An intense battle scene with soldiers in Roman armor fighting on a battlefield

Assassination and Legacy

Caesar's centralization of authority and disregard for Roman Republican traditions led to significant opposition. His decision to become dictator for life in 44 BCE was the final straw for many senators who feared he intended to transform the Republic into a monarchy. Gaius Cassius Longinus and Marcus Junius Brutus were among the conspirators who saw Caesar's actions as a threat to the Republic's freedoms and values.

The meticulously planned assassination plot involved over 60 members, illustrating widespread dissatisfaction among the Senate.3 On the Ides of March, Caesar was stabbed to death by these senators in the Theatre of Pompey.

The aftermath of Caesar's death was far from the restoration of Republican order the conspirators had hoped for. Rome plunged into a series of civil wars, highlighting the power vacuum created. The most prominent conflicts were between Caesar's heir, Octavian (later Augustus), and his former colleagues and rivals, Marcus Antonius (Mark Antony) and Marcus Aemilius Lepidus, culminating in the Second Triumvirate.

This tumultuous period saw further consolidation of power, ultimately leading to the end of the Roman Republic and the rise of the Roman Empire under Augustus. Caesar's assassination inadvertently accelerated the transition to autocratic rule that the conspirators sought to prevent.

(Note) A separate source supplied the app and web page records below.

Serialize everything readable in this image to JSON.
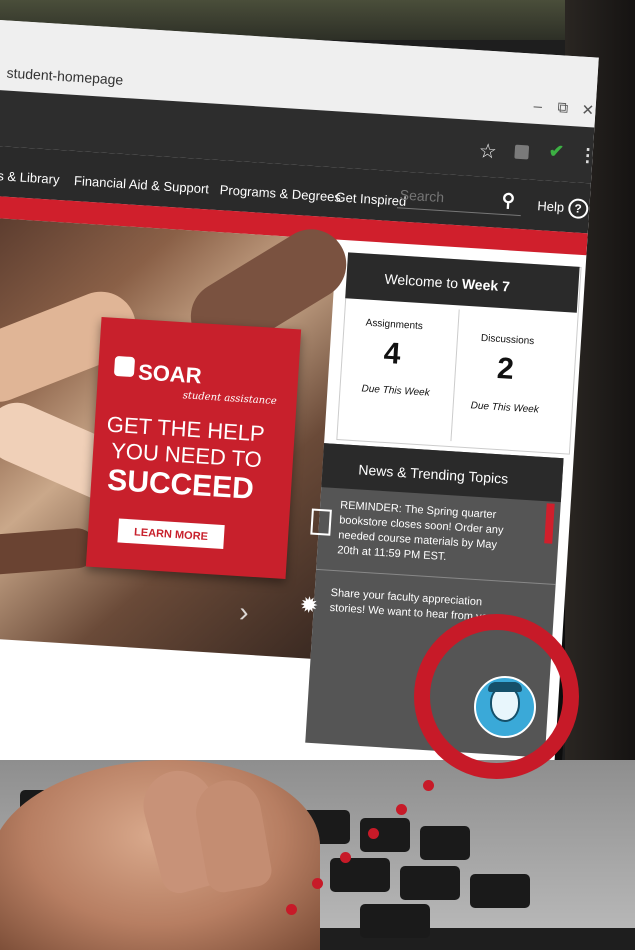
{
  "browser": {
    "tab_title": "student-homepage",
    "window_minimize": "–",
    "window_restore": "⧉",
    "window_close": "✕",
    "star_icon": "star-icon",
    "check_icon": "check-icon",
    "menu_icon": "⋮"
  },
  "nav": {
    "items": [
      "us & Library",
      "Financial Aid & Support",
      "Programs & Degrees",
      "Get Inspired"
    ],
    "search_placeholder": "Search",
    "help_label": "Help",
    "help_icon_glyph": "?"
  },
  "hero": {
    "brand": "SOAR",
    "brand_sub": "student assistance",
    "line1": "GET THE HELP",
    "line2": "YOU NEED TO",
    "line3": "SUCCEED",
    "cta": "LEARN MORE",
    "next_glyph": "›"
  },
  "welcome": {
    "prefix": "Welcome to",
    "week": "Week 7",
    "assignments_label": "Assignments",
    "assignments_value": "4",
    "assignments_due": "Due This Week",
    "discussions_label": "Discussions",
    "discussions_value": "2",
    "discussions_due": "Due This Week"
  },
  "news": {
    "title": "News & Trending Topics",
    "items": [
      "REMINDER: The Spring quarter bookstore closes soon! Order any needed course materials by May 20th at 11:59 PM EST.",
      "Share your faculty appreciation stories! We want to hear from you."
    ]
  },
  "colors": {
    "brand_red": "#d01f2c",
    "nav_dark": "#2a2a2a",
    "chat_blue": "#3aa9d8"
  },
  "icons": {
    "search": "search-icon",
    "help": "help-icon",
    "chatbot": "chatbot-avatar-icon",
    "book": "book-icon",
    "starburst": "starburst-icon"
  }
}
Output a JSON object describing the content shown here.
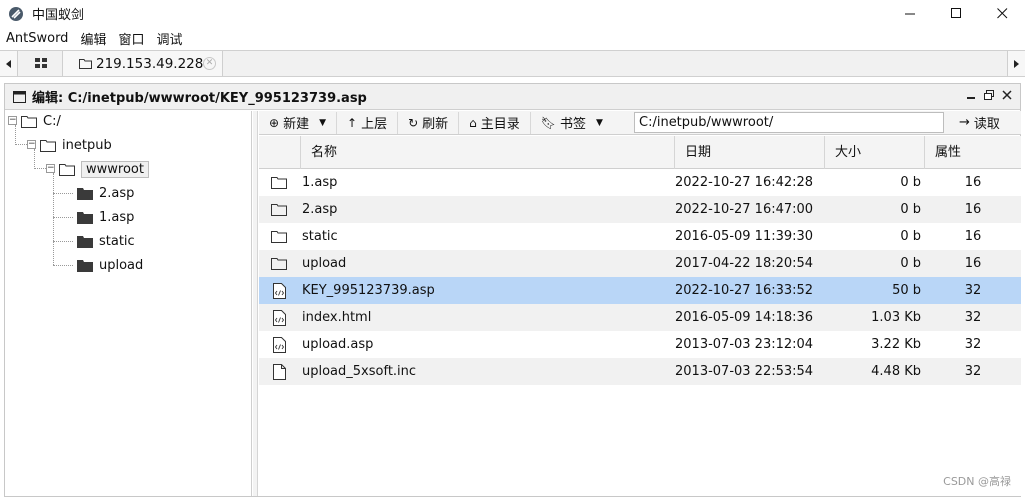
{
  "window": {
    "title": "中国蚁剑"
  },
  "menu": [
    "AntSword",
    "编辑",
    "窗口",
    "调试"
  ],
  "tabs": {
    "active_label": "219.153.49.228"
  },
  "panel": {
    "title": "编辑: C:/inetpub/wwwroot/KEY_995123739.asp"
  },
  "tree": {
    "root": "C:/",
    "inetpub": "inetpub",
    "wwwroot": "wwwroot",
    "children": [
      "2.asp",
      "1.asp",
      "static",
      "upload"
    ]
  },
  "toolbar": {
    "new_label": "新建",
    "up_label": "上层",
    "refresh_label": "刷新",
    "home_label": "主目录",
    "bookmark_label": "书签",
    "path_value": "C:/inetpub/wwwroot/",
    "read_label": "读取"
  },
  "grid": {
    "columns": [
      "名称",
      "日期",
      "大小",
      "属性"
    ],
    "rows": [
      {
        "type": "folder",
        "name": "1.asp",
        "date": "2022-10-27 16:42:28",
        "size": "0 b",
        "attr": "16"
      },
      {
        "type": "folder",
        "name": "2.asp",
        "date": "2022-10-27 16:47:00",
        "size": "0 b",
        "attr": "16"
      },
      {
        "type": "folder",
        "name": "static",
        "date": "2016-05-09 11:39:30",
        "size": "0 b",
        "attr": "16"
      },
      {
        "type": "folder",
        "name": "upload",
        "date": "2017-04-22 18:20:54",
        "size": "0 b",
        "attr": "16"
      },
      {
        "type": "code-file",
        "name": "KEY_995123739.asp",
        "date": "2022-10-27 16:33:52",
        "size": "50 b",
        "attr": "32"
      },
      {
        "type": "code-file",
        "name": "index.html",
        "date": "2016-05-09 14:18:36",
        "size": "1.03 Kb",
        "attr": "32"
      },
      {
        "type": "code-file",
        "name": "upload.asp",
        "date": "2013-07-03 23:12:04",
        "size": "3.22 Kb",
        "attr": "32"
      },
      {
        "type": "file",
        "name": "upload_5xsoft.inc",
        "date": "2013-07-03 22:53:54",
        "size": "4.48 Kb",
        "attr": "32"
      }
    ]
  },
  "colors": {
    "selected_row": "#b9d6f7",
    "alt_row": "#f1f1f1"
  },
  "watermark": "CSDN @高禄"
}
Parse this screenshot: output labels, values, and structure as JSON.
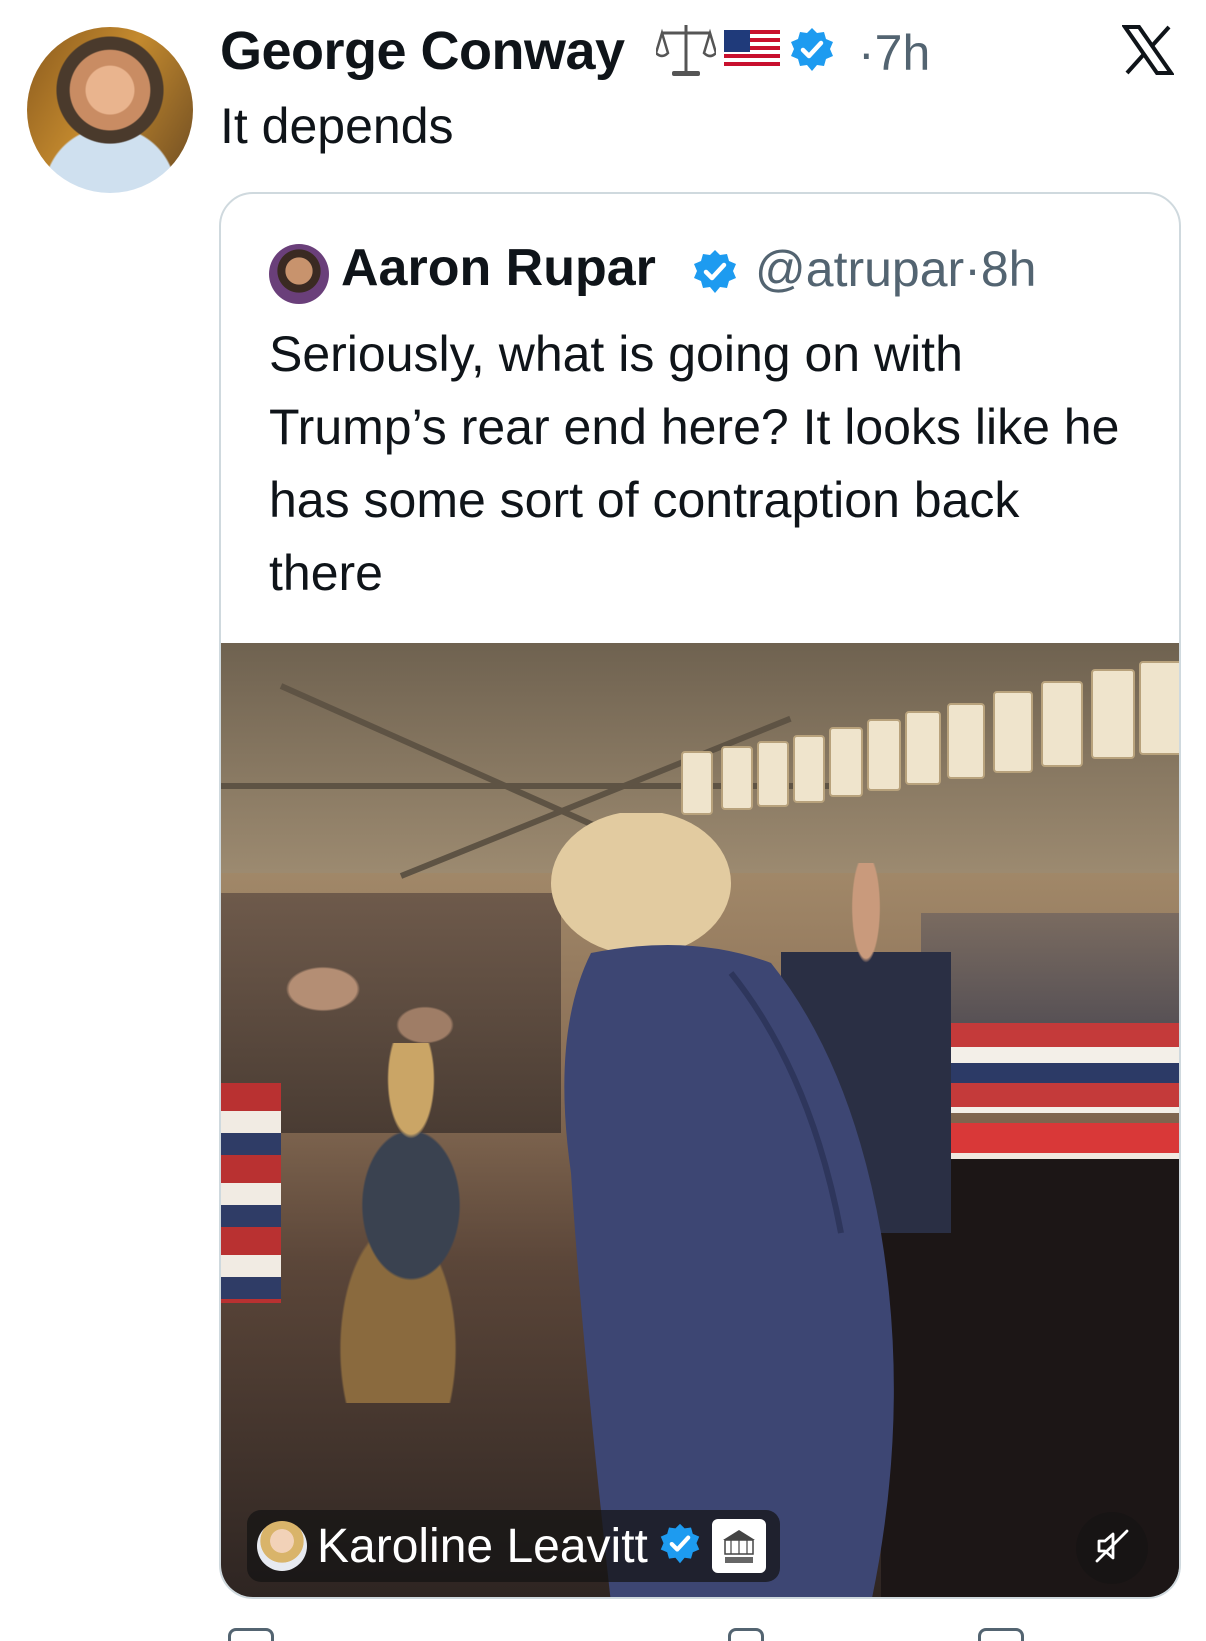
{
  "tweet": {
    "author_name": "George Conway",
    "badge_icons": [
      "scales-icon",
      "us-flag-icon",
      "verified-badge-icon"
    ],
    "separator": "·",
    "time": "7h",
    "text": "It depends"
  },
  "quoted_tweet": {
    "author_name": "Aaron Rupar",
    "handle": "@atrupar",
    "separator": "·",
    "time": "8h",
    "text": "Seriously, what is going on with Trump’s rear end here? It looks like he has some sort of contraption back there"
  },
  "media": {
    "attribution_name": "Karoline Leavitt",
    "attribution_badge_icons": [
      "verified-badge-icon",
      "white-house-logo"
    ],
    "control_icon": "muted-speaker-icon"
  },
  "colors": {
    "text_primary": "#0f1419",
    "text_secondary": "#536471",
    "verified_blue": "#1d9bf0",
    "border": "#cfd9de"
  }
}
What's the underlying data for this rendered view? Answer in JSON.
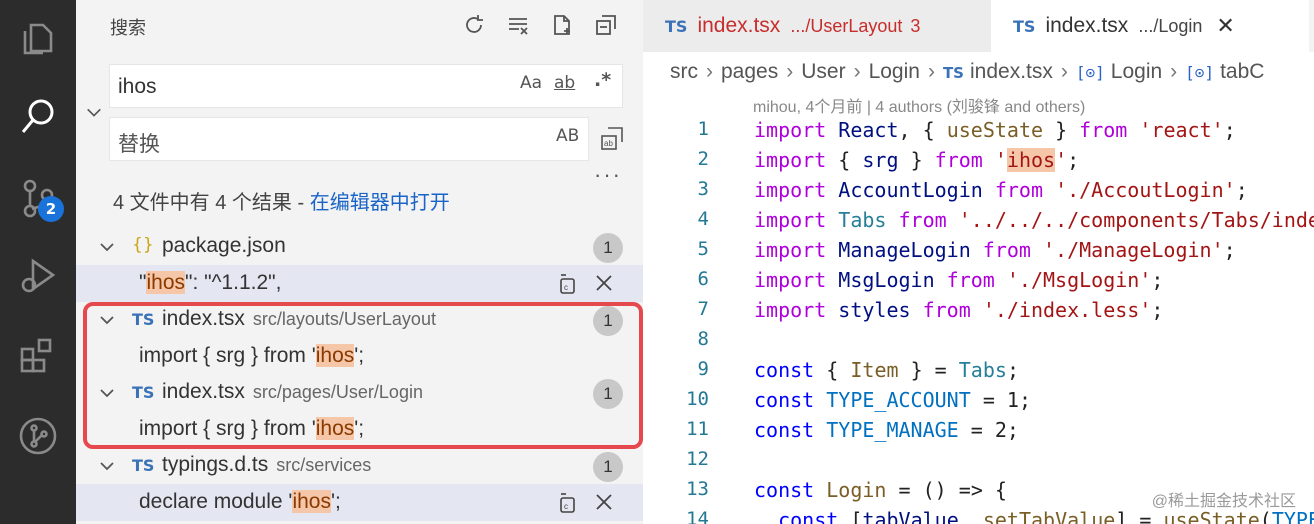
{
  "activity_bar": {
    "scm_badge": "2"
  },
  "sidebar": {
    "title": "搜索",
    "search_value": "ihos",
    "match_case": "Aa",
    "whole_word": "ab",
    "regex": ".*",
    "replace_placeholder": "替换",
    "preserve_case": "AB",
    "more": "···",
    "summary": "4 文件中有 4 个结果 - ",
    "open_in_editor": "在编辑器中打开",
    "results": [
      {
        "icon": "{}",
        "name": "package.json",
        "path": "",
        "count": "1",
        "match": {
          "pre": "\"",
          "hit": "ihos",
          "post": "\": \"^1.1.2\","
        }
      },
      {
        "icon": "TS",
        "name": "index.tsx",
        "path": "src/layouts/UserLayout",
        "count": "1",
        "match": {
          "pre": "import { srg } from '",
          "hit": "ihos",
          "post": "';"
        }
      },
      {
        "icon": "TS",
        "name": "index.tsx",
        "path": "src/pages/User/Login",
        "count": "1",
        "match": {
          "pre": "import { srg } from '",
          "hit": "ihos",
          "post": "';"
        }
      },
      {
        "icon": "TS",
        "name": "typings.d.ts",
        "path": "src/services",
        "count": "1",
        "match": {
          "pre": "declare module '",
          "hit": "ihos",
          "post": "';"
        }
      }
    ]
  },
  "editor": {
    "tabs": [
      {
        "icon": "TS",
        "name": "index.tsx",
        "path": ".../UserLayout",
        "problems": "3"
      },
      {
        "icon": "TS",
        "name": "index.tsx",
        "path": ".../Login",
        "close": "✕"
      }
    ],
    "breadcrumb": [
      "src",
      "pages",
      "User",
      "Login",
      "index.tsx",
      "Login",
      "tabC"
    ],
    "blame": "mihou, 4个月前 | 4 authors (刘骏锋 and others)",
    "line_numbers": [
      "1",
      "2",
      "3",
      "4",
      "5",
      "6",
      "7",
      "8",
      "9",
      "10",
      "11",
      "12",
      "13",
      "14"
    ],
    "code_lines": [
      "import React, { useState } from 'react';",
      "import { srg } from 'ihos';",
      "import AccountLogin from './AccoutLogin';",
      "import Tabs from '../../../components/Tabs/index';",
      "import ManageLogin from './ManageLogin';",
      "import MsgLogin from './MsgLogin';",
      "import styles from './index.less';",
      "",
      "const { Item } = Tabs;",
      "const TYPE_ACCOUNT = 1;",
      "const TYPE_MANAGE = 2;",
      "",
      "const Login = () => {",
      "  const [tabValue, setTabValue] = useState(TYPE"
    ]
  },
  "watermark": "@稀土掘金技术社区"
}
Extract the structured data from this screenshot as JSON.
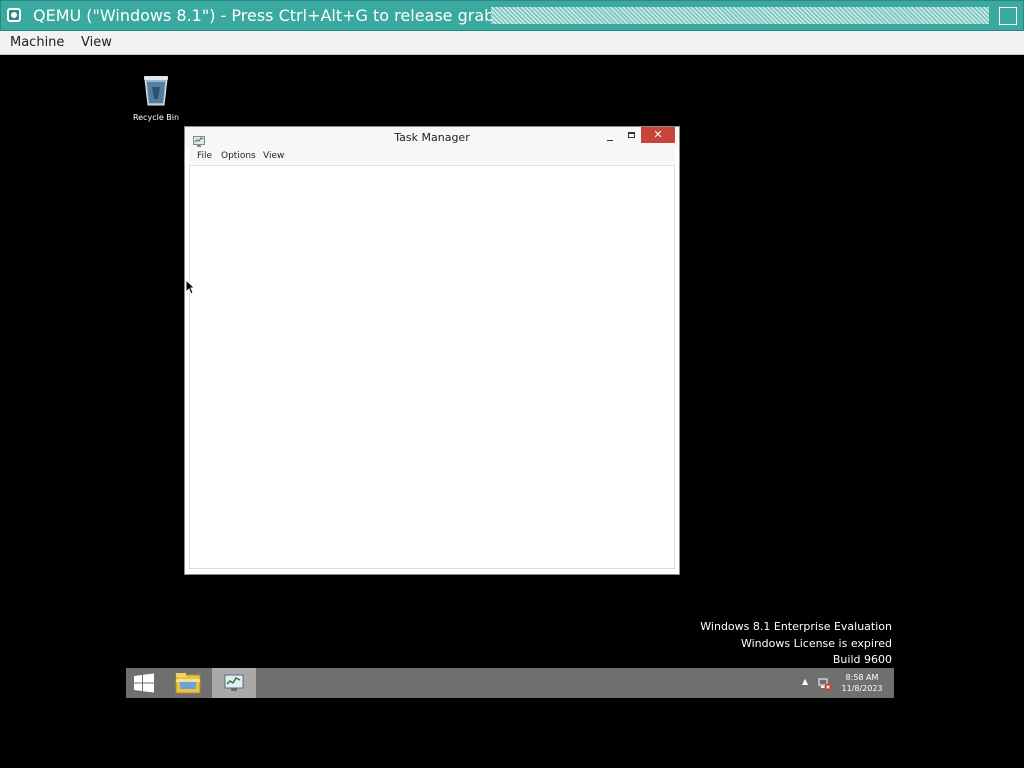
{
  "qemu": {
    "title": "QEMU (\"Windows 8.1\") - Press Ctrl+Alt+G to release grab",
    "menu": [
      "Machine",
      "View"
    ]
  },
  "desktop": {
    "icons": [
      {
        "label": "Recycle Bin",
        "icon": "recycle-bin-icon"
      }
    ]
  },
  "task_manager": {
    "title": "Task Manager",
    "menu": [
      "File",
      "Options",
      "View"
    ],
    "close_glyph": "✕"
  },
  "watermark": {
    "line1": "Windows 8.1 Enterprise Evaluation",
    "line2": "Windows License is expired",
    "line3": "Build 9600"
  },
  "taskbar": {
    "items": [
      {
        "name": "start",
        "icon": "windows-logo-icon"
      },
      {
        "name": "file-explorer",
        "icon": "folder-icon"
      },
      {
        "name": "task-manager",
        "icon": "task-manager-icon",
        "active": true
      }
    ],
    "tray": {
      "arrow": "▲",
      "network_icon": "network-error-icon"
    },
    "clock": {
      "time": "8:58 AM",
      "date": "11/8/2023"
    }
  },
  "colors": {
    "qemu_titlebar": "#3aa9a0",
    "close_button": "#c7443a",
    "taskbar": "#6f6f6f",
    "desktop": "#000000"
  }
}
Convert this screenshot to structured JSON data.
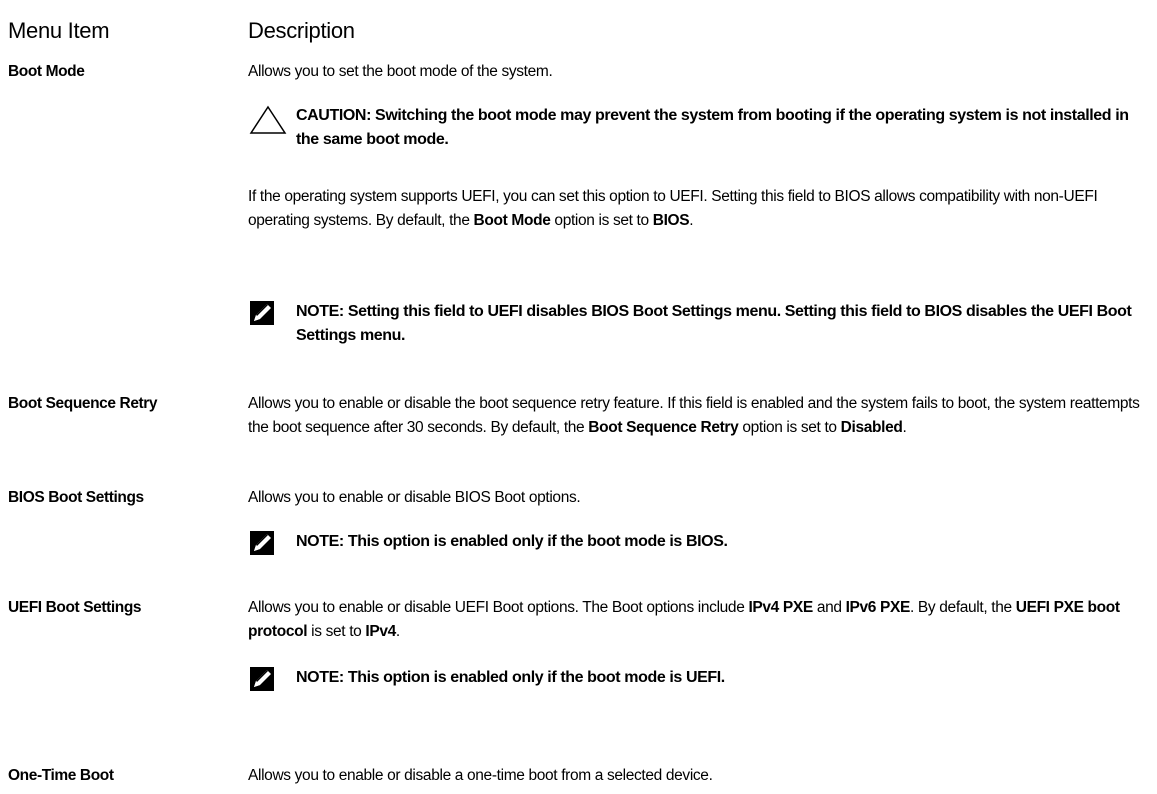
{
  "header": {
    "menu_item": "Menu Item",
    "description": "Description"
  },
  "rows": [
    {
      "label": "Boot Mode",
      "description": "Allows you to set the boot mode of the system.",
      "caution": "CAUTION: Switching the boot mode may prevent the system from booting if the operating system is not installed in the same boot mode.",
      "para2": {
        "pre": "If the operating system supports UEFI, you can set this option to UEFI. Setting this field to BIOS allows compatibility with non-UEFI operating systems. By default, the ",
        "bold1": "Boot Mode",
        "mid": " option is set to ",
        "bold2": "BIOS",
        "post": "."
      },
      "note": "NOTE: Setting this field to UEFI disables BIOS Boot Settings menu. Setting this field to BIOS disables the UEFI Boot Settings menu."
    },
    {
      "label": "Boot Sequence Retry",
      "description": {
        "pre": "Allows you to enable or disable the boot sequence retry feature. If this field is enabled and the system fails to boot, the system reattempts the boot sequence after 30 seconds. By default, the ",
        "bold1": "Boot Sequence Retry",
        "mid": " option is set to ",
        "bold2": "Disabled",
        "post": "."
      }
    },
    {
      "label": "BIOS Boot Settings",
      "description": "Allows you to enable or disable BIOS Boot options.",
      "note": "NOTE: This option is enabled only if the boot mode is BIOS."
    },
    {
      "label": "UEFI Boot Settings",
      "description": {
        "t1": "Allows you to enable or disable UEFI Boot options. The Boot options include ",
        "b1": "IPv4 PXE",
        "t2": " and ",
        "b2": "IPv6 PXE",
        "t3": ". By default, the ",
        "b3": "UEFI PXE boot protocol",
        "t4": " is set to ",
        "b4": "IPv4",
        "t5": "."
      },
      "note": "NOTE: This option is enabled only if the boot mode is UEFI."
    },
    {
      "label": "One-Time Boot",
      "description": "Allows you to enable or disable a one-time boot from a selected device."
    }
  ],
  "icons": {
    "caution": "caution-triangle-icon",
    "note": "note-pencil-icon"
  }
}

Caesar's reforms and centralization of power had lasting impacts on Rome, setting precedents for future emperors. His legacy continued to shape the political landscape long after his death.

The assassination itself became a subject of intrigue and analysis, embodying the ultimate betrayal and serving as a cautionary tale about the dangers of absolute power and the volatility of political allegiances. The phrase Et tu, Brute? has echoed through history as a symbol of treachery.

Caesar's life, death, and the fallout from his assassination have been explored in literature, drama, and scholarly work, emphasizing his complex legacy and his significant place in world history.

A realistic depiction of Julius Caesar in ancient Rome

Caesar’s Military Campaigns

A realistic depiction of Julius Caesar leading Roman troops in battle, showcasing military strategy and conquest

In conclusion, Julius Caesar’s ascent to power and his subsequent reforms represent a watershed moment in Roman history, marking the transition from the Republic to the Empire. His story is a testament to the profound influence of individual leadership on the destiny of nations. Caesar’s legacy, characterized by his military conquests, political foresight, and ambitious social reforms, continues to resonate as a pivotal chapter in the annals of history, underscoring the indelible mark he left on Rome and the world at large.

  1. Plutarch. The Parallel Lives. Loeb Classical Library; 1919.
  2. Suetonius. The Twelve Caesars. Penguin Classics; 2007.
  3. Appian. The Civil Wars. Penguin Classics; 1996.
William Montgomery
Latest posts by William Montgomery (see all)

Leave a Comment

Your email address will not be published. Required fields are marked *

Scroll to Top